The Colleoni Chapel is the Renaissance structure built beside (in fact having taken some of the space of) the Romanesque Basilica of Santa Maria Maggiore in the Piazzetta del Duomo in Città Alta in Bergamo. It seemed that the condottiere (mercenary, feudal gangster) Bartolomeo Colleoni made the local confraternity, the Consiglio della Misericordia, an offer they couldn’t refuse when he was looking for a place to build his own mausoleum. With his military power came – not unsurprisingly – an arrogance that he could do what he wanted with impunity but it’s not reported whether the members of the Consiglio found horses heads in their beds. The sacristy for the Santa Maria Maggiore had to go and Colleoni gave them a sop by agreeing to build a new one at some time in the future. He conveniently died before he could carry out this promise. As is normally the case in these situations it was the State – in this case Venice – that ended up footing the bill. His megalomania knew little bounds as it is reported that he even wanted the demolition of the Palazzo della Ragione as it partly obscured the chapel from the Piazaa Vecchia. So I’m not really a fan of the condottiere as he just used fear to get what he wanted. Neither do I agree that the chapel named after him really fits into its location next to the Basilica. Only about 125 years separates the chapel from the north entrance to Santa Maria but that was a period of change in architecture styles which moved from the Romanesque to the Renaissance. The chapel contains his tomb and that of one of his daughters who died at the very young age of 15. I’m sure I read somewhere, but can’t find it now, that one of the glories of the chapel was that it was constructed in such a grand manner to demonstrate his love for the girl. The fact that she died before the chapel was even started and her tomb remained in the family home of Malpaga until it was moved to Bergamo in 1842 is conveniently forgotten. There’s also a little stall selling books and postcards which also means you’re not allowed to take pictures inside the building. The interior decoration is over the top – as you would expect for a building catering to the desires of someone who had almost unlimited power, getting close to death and wanting to buy his way into Heaven and with little taste, the motto being ‘more is best’ – but it’s the outside of the building that I find more interesting. That’s mainly due to the myth that Colleoni created around himself. All around the façade of the chapel, and on the iron fence and gates that are locked when the chapel itself is closed, are images of the gangster’s crest/shield. This is a relatively simple affair. On the top third are three partial rows of fleur-de-lis and below, taking up the rest of the space are three kidney shapes – these are, in fact, supposed to be testicles. A sword for hire, which he sold to the highest bidder and changing sides multiple times, he is said never to have been treacherous. This I consider a bit strange, presumably he told one paymaster he was going to leave and fight for the other side before actually doing so – so a truly honourable man! But being a fighter he wanted to be able to say that he literally had more ‘balls’ than his opponents, hence the three testicles. ( For those with an interest in such matters this condition – when it actually exists – is called polyorchidism.) Doing a little bit of research it seems that three actual and real testicles in one scrotum is extremely rare and it’s doubtful if Colleoni had anything other than a wayward wad of fat which allowed him to boast that he was different, i.e., stronger, from mere mortal men. For the tourist this vanity gives, literally, a hands on opportunity when visiting the Colleoni Chapel.

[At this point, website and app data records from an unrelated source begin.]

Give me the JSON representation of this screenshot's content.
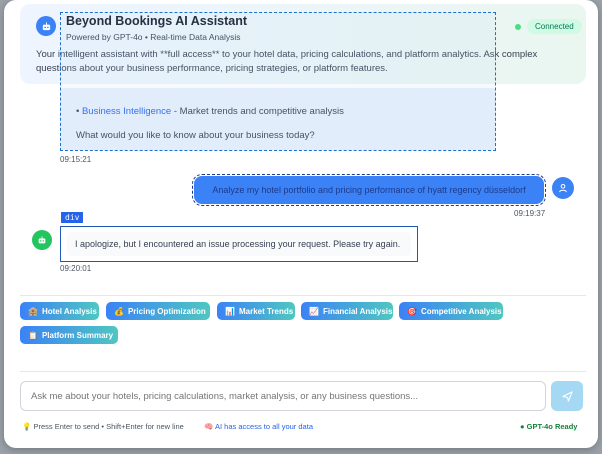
{
  "header": {
    "title": "Beyond Bookings AI Assistant",
    "subtitle": "Powered by GPT-4o • Real-time Data Analysis",
    "status": "Connected",
    "intro": "Your intelligent assistant with **full access** to your hotel data, pricing calculations, and platform analytics. Ask complex questions about your business performance, pricing strategies, or platform features."
  },
  "welcome": {
    "bullet_prefix": "• ",
    "bullet_label": "Business Intelligence",
    "bullet_text": " - Market trends and competitive analysis",
    "question": "What would you like to know about your business today?",
    "time": "09:15:21"
  },
  "user_message": {
    "text": "Analyze my hotel portfolio and pricing performance of hyatt regency düsseldorf",
    "time": "09:19:37"
  },
  "inspector_tag": "div",
  "assistant_message": {
    "text": "I apologize, but I encountered an issue processing your request. Please try again.",
    "time": "09:20:01"
  },
  "quick_actions": [
    {
      "icon": "🏨",
      "label": "Hotel Analysis"
    },
    {
      "icon": "💰",
      "label": "Pricing Optimization"
    },
    {
      "icon": "📊",
      "label": "Market Trends"
    },
    {
      "icon": "📈",
      "label": "Financial Analysis"
    },
    {
      "icon": "🎯",
      "label": "Competitive Analysis"
    },
    {
      "icon": "📋",
      "label": "Platform Summary"
    }
  ],
  "input": {
    "placeholder": "Ask me about your hotels, pricing calculations, market analysis, or any business questions..."
  },
  "footer": {
    "hint_icon": "💡",
    "hint": "Press Enter to send • Shift+Enter for new line",
    "access_icon": "🧠",
    "access": "AI has access to all your data",
    "ready_icon": "●",
    "ready": "GPT-4o Ready"
  },
  "colors": {
    "accent": "#3b82f6",
    "success": "#22c55e"
  }
}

On the middle, towards the top, of the left hand gate there’s an image of the Colleoni crest. What you are ‘supposed’ to do is rub this for luck. You can’t miss it, so many people over the years have done so that they have effectively polished that small part of the gate. (Others seem to have done the same to the crest held by an angel that sits on top of the fence.) I leave it to you to decide whether this tradition is really for luck or just an excuse for people to caress some testicles. Although from my experience most people just pass through the gates and go into the chapel. Yes, there’s lots to see but it’s also worthwhile having a look at the bas-reliefs on both sides of the entrance, at shoulder level. These depict episodes from the life of Heracles from whom, surprise, surprise, Colleoni considered himself (metaphorically) descended. Also there are ten episodes from the Bible, including The Creation of Eve, The Fall and the Expulsion from Paradise.

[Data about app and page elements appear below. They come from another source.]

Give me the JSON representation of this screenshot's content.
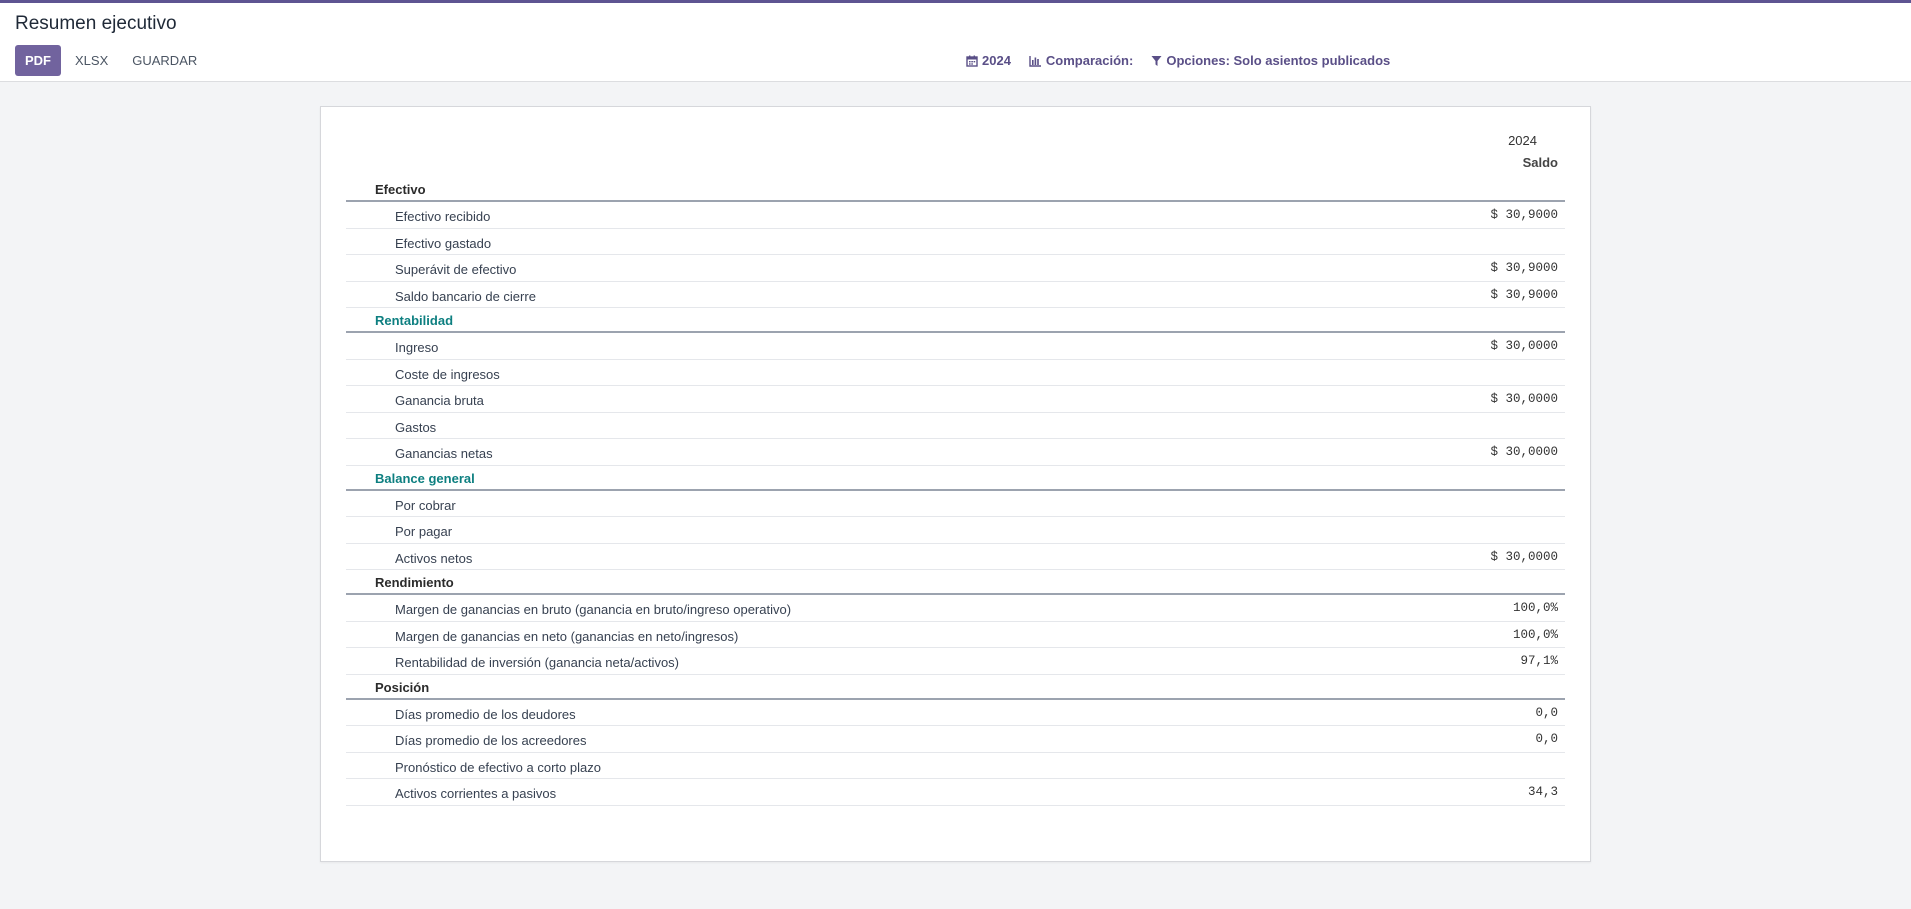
{
  "colors": {
    "accent": "#71639e",
    "teal_section": "#0d7f80",
    "filter_text": "#5a4f87"
  },
  "header": {
    "title": "Resumen ejecutivo",
    "toolbar": {
      "pdf_label": "PDF",
      "xlsx_label": "XLSX",
      "save_label": "GUARDAR"
    },
    "filters": {
      "date_label": "2024",
      "comparison_label": "Comparación:",
      "options_label": "Opciones: Solo asientos publicados"
    }
  },
  "report": {
    "column_year": "2024",
    "column_name": "Saldo",
    "sections": [
      {
        "title": "Efectivo",
        "style": "dark",
        "lines": [
          {
            "label": "Efectivo recibido",
            "value": "$ 30,9000"
          },
          {
            "label": "Efectivo gastado",
            "value": ""
          },
          {
            "label": "Superávit de efectivo",
            "value": "$ 30,9000"
          },
          {
            "label": "Saldo bancario de cierre",
            "value": "$ 30,9000"
          }
        ]
      },
      {
        "title": "Rentabilidad",
        "style": "teal",
        "lines": [
          {
            "label": "Ingreso",
            "value": "$ 30,0000"
          },
          {
            "label": "Coste de ingresos",
            "value": ""
          },
          {
            "label": "Ganancia bruta",
            "value": "$ 30,0000"
          },
          {
            "label": "Gastos",
            "value": ""
          },
          {
            "label": "Ganancias netas",
            "value": "$ 30,0000"
          }
        ]
      },
      {
        "title": "Balance general",
        "style": "teal",
        "lines": [
          {
            "label": "Por cobrar",
            "value": ""
          },
          {
            "label": "Por pagar",
            "value": ""
          },
          {
            "label": "Activos netos",
            "value": "$ 30,0000"
          }
        ]
      },
      {
        "title": "Rendimiento",
        "style": "dark",
        "lines": [
          {
            "label": "Margen de ganancias en bruto (ganancia en bruto/ingreso operativo)",
            "value": "100,0%"
          },
          {
            "label": "Margen de ganancias en neto (ganancias en neto/ingresos)",
            "value": "100,0%"
          },
          {
            "label": "Rentabilidad de inversión (ganancia neta/activos)",
            "value": "97,1%"
          }
        ]
      },
      {
        "title": "Posición",
        "style": "dark",
        "lines": [
          {
            "label": "Días promedio de los deudores",
            "value": "0,0"
          },
          {
            "label": "Días promedio de los acreedores",
            "value": "0,0"
          },
          {
            "label": "Pronóstico de efectivo a corto plazo",
            "value": ""
          },
          {
            "label": "Activos corrientes a pasivos",
            "value": "34,3"
          }
        ]
      }
    ]
  }
}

These are all the work of the sculptor Giovanni Antonio Amadeo (who also designed the Colleoni Chapel). Unfortunately they have been damaged over the years (I don’t know when or why) and a number of limbs are missing (as is the blade of Archangel Michael’s sword) but you can still work out what they depict – if you have a reasonable amount of knowledge of the Bible or Greek mythology. Location: Piazzetta del Duomo, Città Alta, Bergamo Opening Hours: 09.30 – 12.30 and 14.00 – 18.30 every day Entrance: Free